In the Watauga County Department of Social Services, Director Jim Atkinson said he was "doing much better" on Thursday.


"People that were ready to go into panic mode won't need to," Atkinson said.


He said Thursday that funding had been restored for child care subsidies, the Work First welfare program, food stamps and other social services without interruption.

 

"I don't know of any long-term results that we're going to see as a result of this, and that's a good thing," Atkinson said. "All of our funding, it appears, is going to be retroactive to Oct. 1."


If a deal had not been reached, approximately 300 Watauga County children would have no longer received child care subsidies, Atkinson said Wednesday. Another 35 to 40 working or in-training individuals would stop receiving financial assistance checks. About 2,000 families depending on food stamps would no longer see the money placed on their electronic benefit transfer cards.


And all or some of the 47 DSS employees might have been furloughed, he said.


"I've never seen anything like this," Atkinson said. "This is kind of the most anxiety-producing issue that's come up in my 32 years (in DSS)."


Before Thursday, the Watauga County Project on Aging was beginning the "impossible" task of determining how to function without an estimated $110,000 in block grant funds, Director Angie Boitnotte said.


The federal block grant funds home-delivered meals, in-home aid, transportation and congregate nutrition programs for Watauga County's elderly population, she said.


"All four of those programs -- potentially the whole agency -- would have been impacted had it gone on any longer," Boitnotte said.


In remarks Thursday at the White House, Obama discussed the broader impact the shutdown had on the nation's credibility and financial outlook.


"These last few weeks have inflicted completely unnecessary damage on our economy," he said. "We don't know yet the full scope of the damage, but every analyst out there believes it slowed our growth."

 


How our reps voted


The agreement reached this week buys legislators a few more months to reach a compromise on deficit reduction and spending cuts.


Burr said in a statement Thursday that he thought from the beginning that defunding Obamacare by shutting down the federal government was unachievable.


"The decision to shut down the government has been viewed, rightfully, by the American people as irresponsible governing," Burr said. "It is time we move on from this episode, begin the reforms needed in our entitlement programs and the tax code, address the rampant waste, fraud and abuse in government spending, and get back to creating an environment that allows for economic expansion and job creation."


Hagan added that the government shutdown was completely unnecessary.

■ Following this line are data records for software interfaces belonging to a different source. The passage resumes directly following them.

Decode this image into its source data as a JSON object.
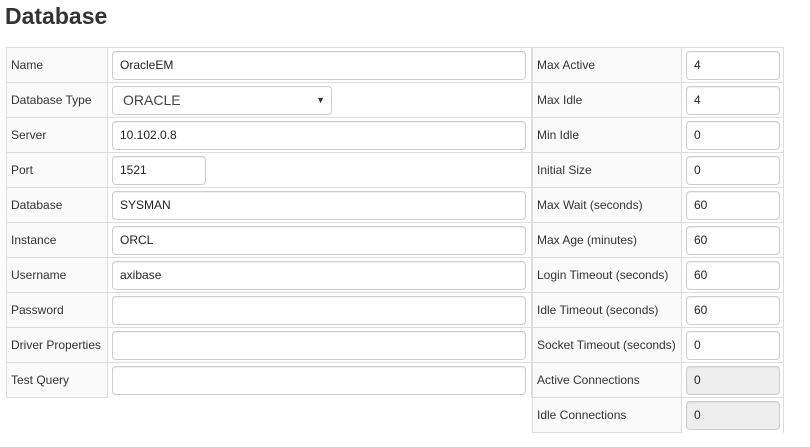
{
  "page": {
    "title": "Database"
  },
  "left_panel": {
    "fields": [
      {
        "label": "Name",
        "value": "OracleEM"
      },
      {
        "label": "Database Type",
        "value": "ORACLE"
      },
      {
        "label": "Server",
        "value": "10.102.0.8"
      },
      {
        "label": "Port",
        "value": "1521"
      },
      {
        "label": "Database",
        "value": "SYSMAN"
      },
      {
        "label": "Instance",
        "value": "ORCL"
      },
      {
        "label": "Username",
        "value": "axibase"
      },
      {
        "label": "Password",
        "value": ""
      },
      {
        "label": "Driver Properties",
        "value": ""
      },
      {
        "label": "Test Query",
        "value": ""
      }
    ]
  },
  "right_panel": {
    "fields": [
      {
        "label": "Max Active",
        "value": "4"
      },
      {
        "label": "Max Idle",
        "value": "4"
      },
      {
        "label": "Min Idle",
        "value": "0"
      },
      {
        "label": "Initial Size",
        "value": "0"
      },
      {
        "label": "Max Wait (seconds)",
        "value": "60"
      },
      {
        "label": "Max Age (minutes)",
        "value": "60"
      },
      {
        "label": "Login Timeout (seconds)",
        "value": "60"
      },
      {
        "label": "Idle Timeout (seconds)",
        "value": "60"
      },
      {
        "label": "Socket Timeout (seconds)",
        "value": "0"
      },
      {
        "label": "Active Connections",
        "value": "0"
      },
      {
        "label": "Idle Connections",
        "value": "0"
      }
    ]
  },
  "icons": {
    "select_caret": "chevron-down-icon"
  }
}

"Congress should have never gotten to the point where the government was shut down and on the verge of a default crisis, and no one should attempt to take a victory lap after tonight's vote," she said in a statement. " ... It's time for Congress to stop manufacturing crises and get to work on a long-term, bipartisan and balanced plan to get our fiscal house in order, grow our economy and giver certainty to families and business owners."


Foxx, however, voted against reopening the government and avoiding default.

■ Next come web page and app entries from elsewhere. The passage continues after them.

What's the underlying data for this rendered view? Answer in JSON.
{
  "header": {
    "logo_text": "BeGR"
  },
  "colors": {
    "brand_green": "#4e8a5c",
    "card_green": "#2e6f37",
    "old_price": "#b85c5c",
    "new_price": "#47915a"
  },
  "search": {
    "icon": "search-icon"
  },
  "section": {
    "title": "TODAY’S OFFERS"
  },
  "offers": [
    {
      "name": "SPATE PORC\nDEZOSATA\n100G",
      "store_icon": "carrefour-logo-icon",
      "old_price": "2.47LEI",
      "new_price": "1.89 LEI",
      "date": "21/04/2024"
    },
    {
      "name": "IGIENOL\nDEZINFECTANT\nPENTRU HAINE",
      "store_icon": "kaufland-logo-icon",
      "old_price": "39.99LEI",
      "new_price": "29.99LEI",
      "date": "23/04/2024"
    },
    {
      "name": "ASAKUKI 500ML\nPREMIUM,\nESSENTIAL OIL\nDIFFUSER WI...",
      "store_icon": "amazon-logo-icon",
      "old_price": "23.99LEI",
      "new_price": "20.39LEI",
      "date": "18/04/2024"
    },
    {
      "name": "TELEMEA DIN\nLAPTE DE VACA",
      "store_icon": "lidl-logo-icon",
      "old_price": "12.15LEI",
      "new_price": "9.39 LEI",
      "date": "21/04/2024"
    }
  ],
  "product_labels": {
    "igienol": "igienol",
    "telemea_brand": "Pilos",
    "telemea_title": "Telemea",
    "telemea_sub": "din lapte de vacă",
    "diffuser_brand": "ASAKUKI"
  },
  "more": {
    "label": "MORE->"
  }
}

"While I am glad to see the federal government shutdown end and have temporary assurance that America's bills will be paid, given the magnitude of the problems we face, the solution offered by the United States Senate does not adequately improve America's long-term fiscal health," Foxx said in a lengthy statement. "Thus, I could not offer my support."


Foxx went on to say that the United States' sizeable challenges are a result of temporary fixes that have failed to solve the nation's biggest problems.

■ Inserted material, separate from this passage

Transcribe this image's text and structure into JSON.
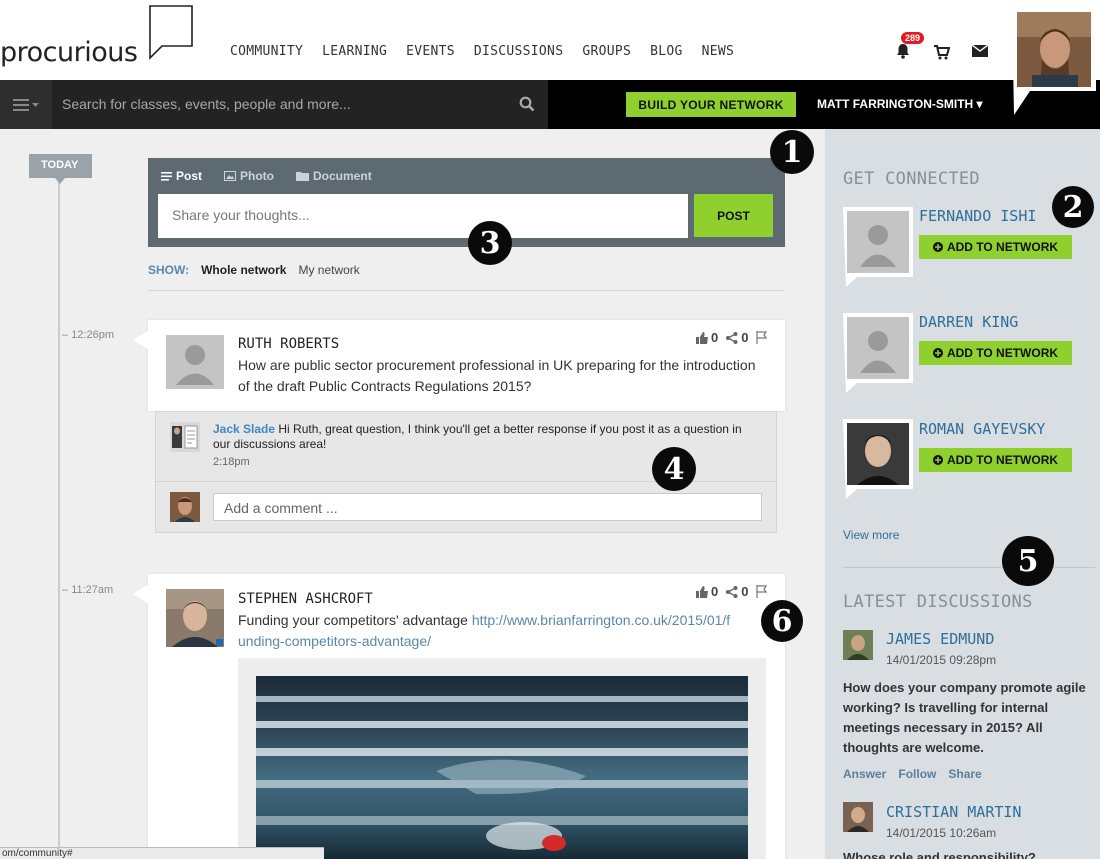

"In the House of Representatives, we had hoped the occasion of America's debt ceiling deadline would spur bipartisan commitment to confront the real drivers of America's $16.7 trillion debt, debt that will hang over the heads of our children and grandchildren for years to come. It did not," Foxx said. "We attempted to work with the president and Senate Democrats to delay Obamacare's unprecedented individual mandate tax and at least guarantee fairness in the broken law's implementation. They refused."